When travelling to Cuba, you can look forward to a visit to Havana, the Cuban capital. The city was founded back in 1515 on the island’s south coast and was first called by the name, La Habana, however, in 1519 it was then relocated to its current location on the northwest side of the island, partly due to the climate, and given the name Havana (it is still called La Habana in Spanish).
In 1607, Cuba was a Spanish colony and not only was Havana originally a trading venue and the capital of the island, it was also the main port of the Spanish colonies in the so-called “New World”.
The city has many charming areas, especially the older district of La Habana Vieja, which is a UNESCO World Heritage Site. Spanish heritage and colonial architecture is imprinted everywhere in Havana. This can be seen in all of the streets that are home to beautiful palaces, old historic buildings as well as sculptures and monuments from both ancient and modern times.
Today, there are 2.2 million inhabitants in Havana.
When visiting Havana one should not miss out on the 5 classics!
Salsa, mojitos, old American cars, cigars and Cuba’s fascinating history
Salsa music pulsates through the very blood of Cubans who are always ready to dance anytime, anywhere. Even on weekdays in the Cuban capital one can hear salsa music and see dances in bars or restaurants, in private gatherings or even happening spontaneously on the streets. The Cubans are open people who like to invite tourists into the dance circle.
The mojito comes from Cuba, specifically at La Bodeguita del Medio bar in Havana. More than 50 years ago, there came the idea to mix rum, mint, sugar and carbonated water in order to achieve the perfect combination, which today gives us the refreshing drink known as mojito.
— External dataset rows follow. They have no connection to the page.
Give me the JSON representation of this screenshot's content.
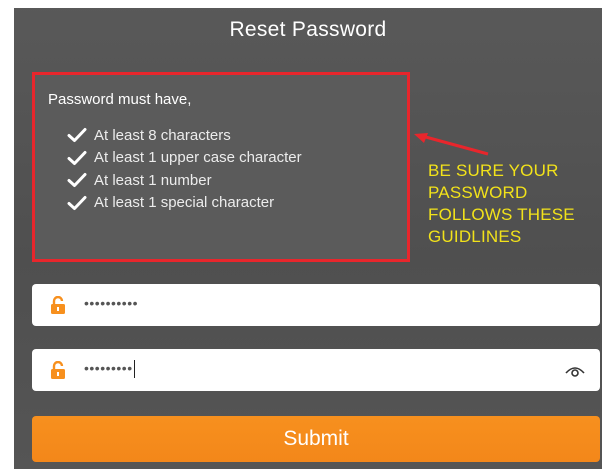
{
  "form": {
    "title": "Reset Password",
    "requirements": {
      "heading": "Password must have,",
      "items": [
        "At least 8 characters",
        "At least 1 upper case character",
        "At least 1 number",
        "At least 1 special character"
      ]
    },
    "password_field": {
      "value": "••••••••••"
    },
    "confirm_field": {
      "value": "•••••••••"
    },
    "submit_label": "Submit"
  },
  "annotation": {
    "lines": [
      "BE SURE YOUR",
      "PASSWORD",
      "FOLLOWS THESE",
      "GUIDLINES"
    ]
  },
  "icons": {
    "check": "check-icon",
    "lock": "lock-icon",
    "eye": "eye-icon"
  },
  "colors": {
    "panel_bg": "#555555",
    "highlight_border": "#e8262c",
    "annotation_text": "#f2e21a",
    "lock_icon": "#f7901e",
    "submit_bg": "#f7901e"
  }
}
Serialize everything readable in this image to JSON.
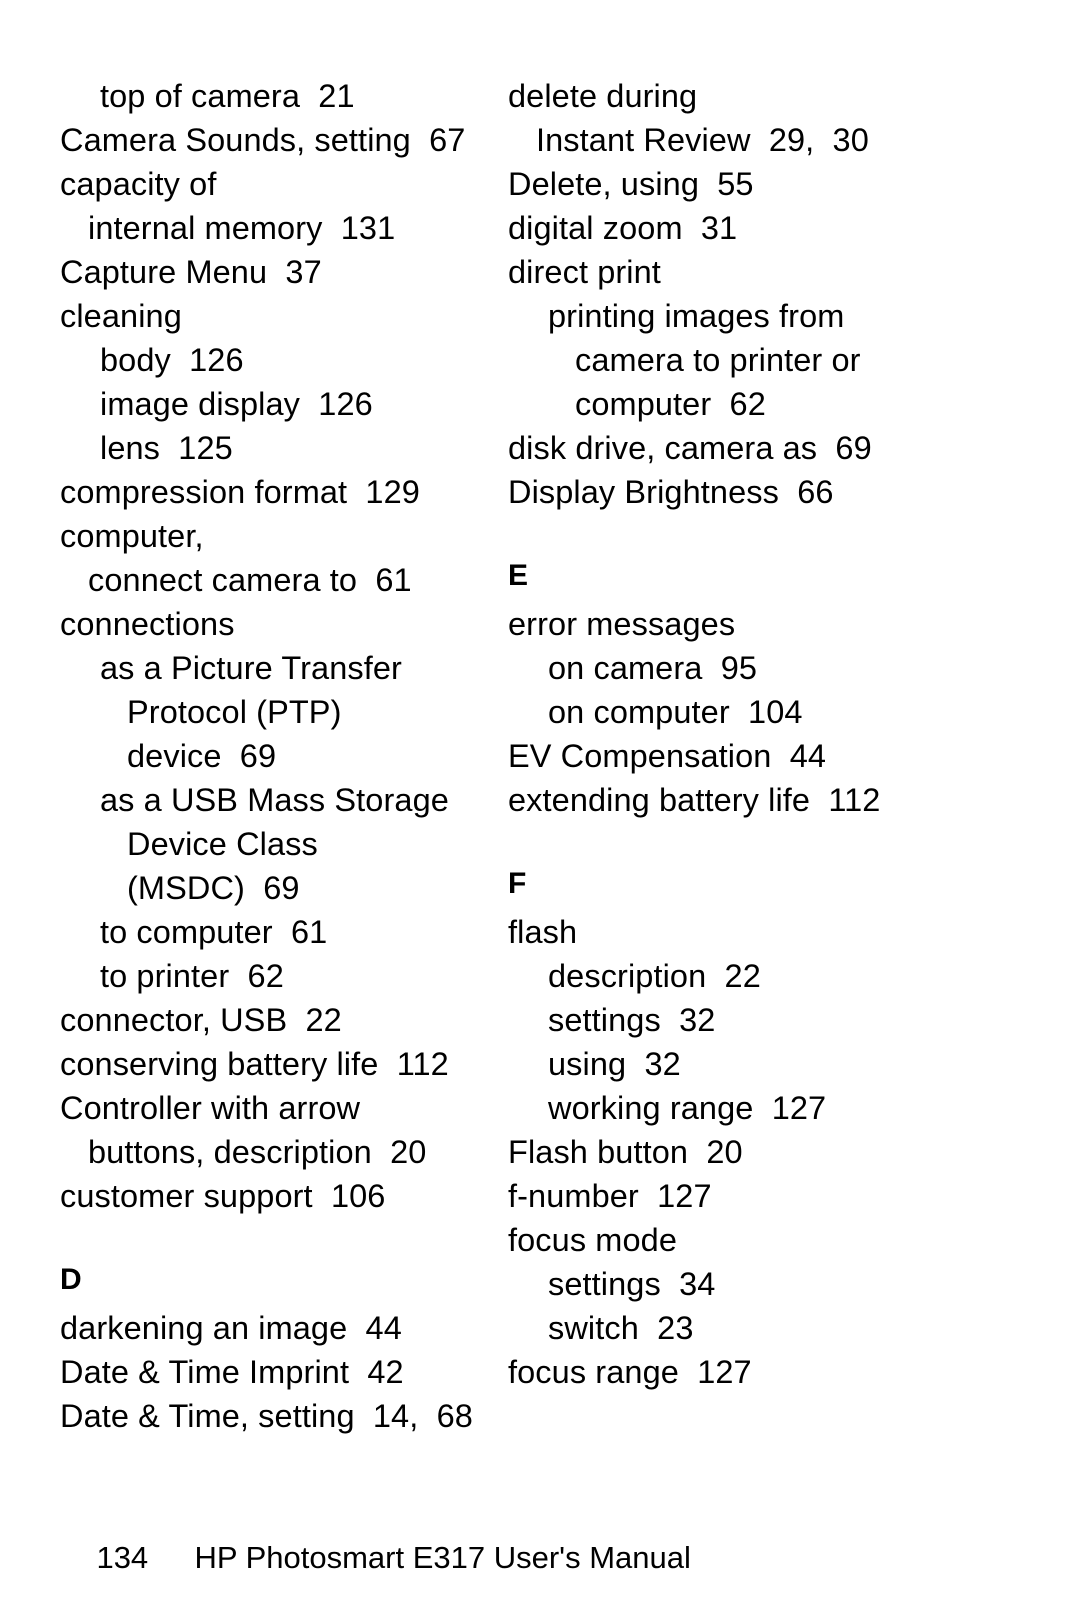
{
  "page": {
    "number": "134",
    "footer_title": "HP Photosmart E317 User's Manual"
  },
  "columns": {
    "left": [
      {
        "type": "entry",
        "indent": 2,
        "text": "top of camera  21"
      },
      {
        "type": "entry",
        "indent": 0,
        "text": "Camera Sounds, setting  67"
      },
      {
        "type": "entry",
        "indent": 0,
        "text": "capacity of"
      },
      {
        "type": "entry",
        "indent": 1,
        "text": "internal memory  131"
      },
      {
        "type": "entry",
        "indent": 0,
        "text": "Capture Menu  37"
      },
      {
        "type": "entry",
        "indent": 0,
        "text": "cleaning"
      },
      {
        "type": "entry",
        "indent": 2,
        "text": "body  126"
      },
      {
        "type": "entry",
        "indent": 2,
        "text": "image display  126"
      },
      {
        "type": "entry",
        "indent": 2,
        "text": "lens  125"
      },
      {
        "type": "entry",
        "indent": 0,
        "text": "compression format  129"
      },
      {
        "type": "entry",
        "indent": 0,
        "text": "computer,"
      },
      {
        "type": "entry",
        "indent": 1,
        "text": "connect camera to  61"
      },
      {
        "type": "entry",
        "indent": 0,
        "text": "connections"
      },
      {
        "type": "entry",
        "indent": 2,
        "text": "as a Picture Transfer"
      },
      {
        "type": "entry",
        "indent": 3,
        "text": "Protocol (PTP)"
      },
      {
        "type": "entry",
        "indent": 3,
        "text": "device  69"
      },
      {
        "type": "entry",
        "indent": 2,
        "text": "as a USB Mass Storage"
      },
      {
        "type": "entry",
        "indent": 3,
        "text": "Device Class"
      },
      {
        "type": "entry",
        "indent": 3,
        "text": "(MSDC)  69"
      },
      {
        "type": "entry",
        "indent": 2,
        "text": "to computer  61"
      },
      {
        "type": "entry",
        "indent": 2,
        "text": "to printer  62"
      },
      {
        "type": "entry",
        "indent": 0,
        "text": "connector, USB  22"
      },
      {
        "type": "entry",
        "indent": 0,
        "text": "conserving battery life  112"
      },
      {
        "type": "entry",
        "indent": 0,
        "text": "Controller with arrow"
      },
      {
        "type": "entry",
        "indent": 1,
        "text": "buttons, description  20"
      },
      {
        "type": "entry",
        "indent": 0,
        "text": "customer support  106"
      },
      {
        "type": "heading",
        "indent": 0,
        "text": "D"
      },
      {
        "type": "entry",
        "indent": 0,
        "text": "darkening an image  44"
      },
      {
        "type": "entry",
        "indent": 0,
        "text": "Date & Time Imprint  42"
      },
      {
        "type": "entry",
        "indent": 0,
        "text": "Date & Time, setting  14,  68"
      }
    ],
    "right": [
      {
        "type": "entry",
        "indent": 0,
        "text": "delete during"
      },
      {
        "type": "entry",
        "indent": 1,
        "text": "Instant Review  29,  30"
      },
      {
        "type": "entry",
        "indent": 0,
        "text": "Delete, using  55"
      },
      {
        "type": "entry",
        "indent": 0,
        "text": "digital zoom  31"
      },
      {
        "type": "entry",
        "indent": 0,
        "text": "direct print"
      },
      {
        "type": "entry",
        "indent": 2,
        "text": "printing images from"
      },
      {
        "type": "entry",
        "indent": 3,
        "text": "camera to printer or"
      },
      {
        "type": "entry",
        "indent": 3,
        "text": "computer  62"
      },
      {
        "type": "entry",
        "indent": 0,
        "text": "disk drive, camera as  69"
      },
      {
        "type": "entry",
        "indent": 0,
        "text": "Display Brightness  66"
      },
      {
        "type": "heading",
        "indent": 0,
        "text": "E"
      },
      {
        "type": "entry",
        "indent": 0,
        "text": "error messages"
      },
      {
        "type": "entry",
        "indent": 2,
        "text": "on camera  95"
      },
      {
        "type": "entry",
        "indent": 2,
        "text": "on computer  104"
      },
      {
        "type": "entry",
        "indent": 0,
        "text": "EV Compensation  44"
      },
      {
        "type": "entry",
        "indent": 0,
        "text": "extending battery life  112"
      },
      {
        "type": "heading",
        "indent": 0,
        "text": "F"
      },
      {
        "type": "entry",
        "indent": 0,
        "text": "flash"
      },
      {
        "type": "entry",
        "indent": 2,
        "text": "description  22"
      },
      {
        "type": "entry",
        "indent": 2,
        "text": "settings  32"
      },
      {
        "type": "entry",
        "indent": 2,
        "text": "using  32"
      },
      {
        "type": "entry",
        "indent": 2,
        "text": "working range  127"
      },
      {
        "type": "entry",
        "indent": 0,
        "text": "Flash button  20"
      },
      {
        "type": "entry",
        "indent": 0,
        "text": "f-number  127"
      },
      {
        "type": "entry",
        "indent": 0,
        "text": "focus mode"
      },
      {
        "type": "entry",
        "indent": 2,
        "text": "settings  34"
      },
      {
        "type": "entry",
        "indent": 2,
        "text": "switch  23"
      },
      {
        "type": "entry",
        "indent": 0,
        "text": "focus range  127"
      }
    ]
  }
}
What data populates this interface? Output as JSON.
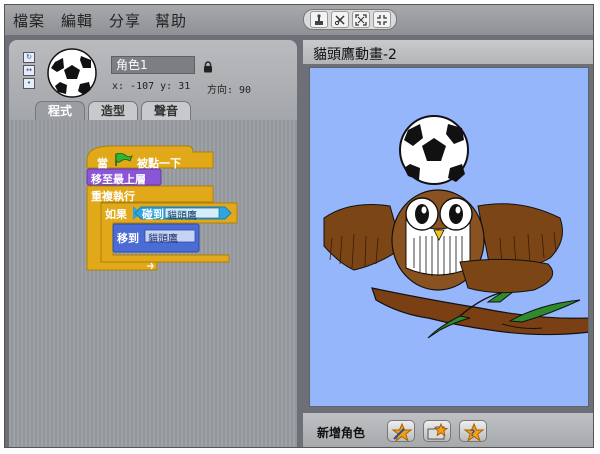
{
  "menu": {
    "items": [
      "檔案",
      "編輯",
      "分享",
      "幫助"
    ]
  },
  "toolbar": {
    "tools": [
      "stamp-icon",
      "scissors-icon",
      "grow-icon",
      "shrink-icon"
    ]
  },
  "sprite": {
    "name": "角色1",
    "coords": "x: -107  y: 31",
    "direction": "方向: 90"
  },
  "tabs": [
    {
      "label": "程式",
      "active": true
    },
    {
      "label": "造型",
      "active": false
    },
    {
      "label": "聲音",
      "active": false
    }
  ],
  "blocks": {
    "when_flag_pre": "當",
    "when_flag_post": "被點一下",
    "go_front": "移至最上層",
    "forever": "重複執行",
    "if_label": "如果",
    "touching_label": "碰到",
    "touching_target": "貓頭鷹",
    "goto_label": "移到",
    "goto_target": "貓頭鷹"
  },
  "stage": {
    "title": "貓頭鷹動畫-2",
    "background": "#96b6fb"
  },
  "new_sprite": {
    "label": "新增角色"
  },
  "colors": {
    "control": "#e1a91a",
    "looks": "#8a55d7",
    "motion": "#4a6cd4",
    "sensing": "#2ca5e2"
  }
}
When out and about in Cuba, especially in the capital, one can’t help but to notice the beautiful old American cars driving on the streets. In the 40’s and 50 Cuba was a major importer of cars from the USA, but in the early 60s, the US imposed an export ban to Cuba which ceased all trade between countries. This has left the Cubans living in some sort of time warp, so to speak, where they have taken excellent care of the cars which have been repaired and maintained with everything ranging from steel wires to beer cans.
Cuba is famous for its cigars of which the tobacco has been grown in the country with the perfect combination of sun and rain and good soil conditions for hundreds of years.
When visiting Havana, it may be advantageous to pay a visit to the revolution museum. Here you will learn both about the revolution which liberated the Cubans for Batista in 1959, as well as about those who were behind the revolution, particularly Fidel Castro and Che Guevara. The museum is located in the palace, as in where the country’s presidents resided from 1920-1959. At the entrance there are bullet holes in the marble, dating back to when Batista fell from power.
Cuba’s Tourist Attractions
When travelling to Cuba, it is easy to be captivated by and to soak up everything from the culture to the environment or even right back down to the smiling, warm people. Cuba offers cultural cities, the most beautiful sandy beaches as well as agriculture.
Among the highlights, Varadero can be mentioned as being known as Cuba’s largest holiday paradise, also, Viñales valley where beautiful natural experiences await you, as well as Trinidad which is Cuba’s largest sugar region.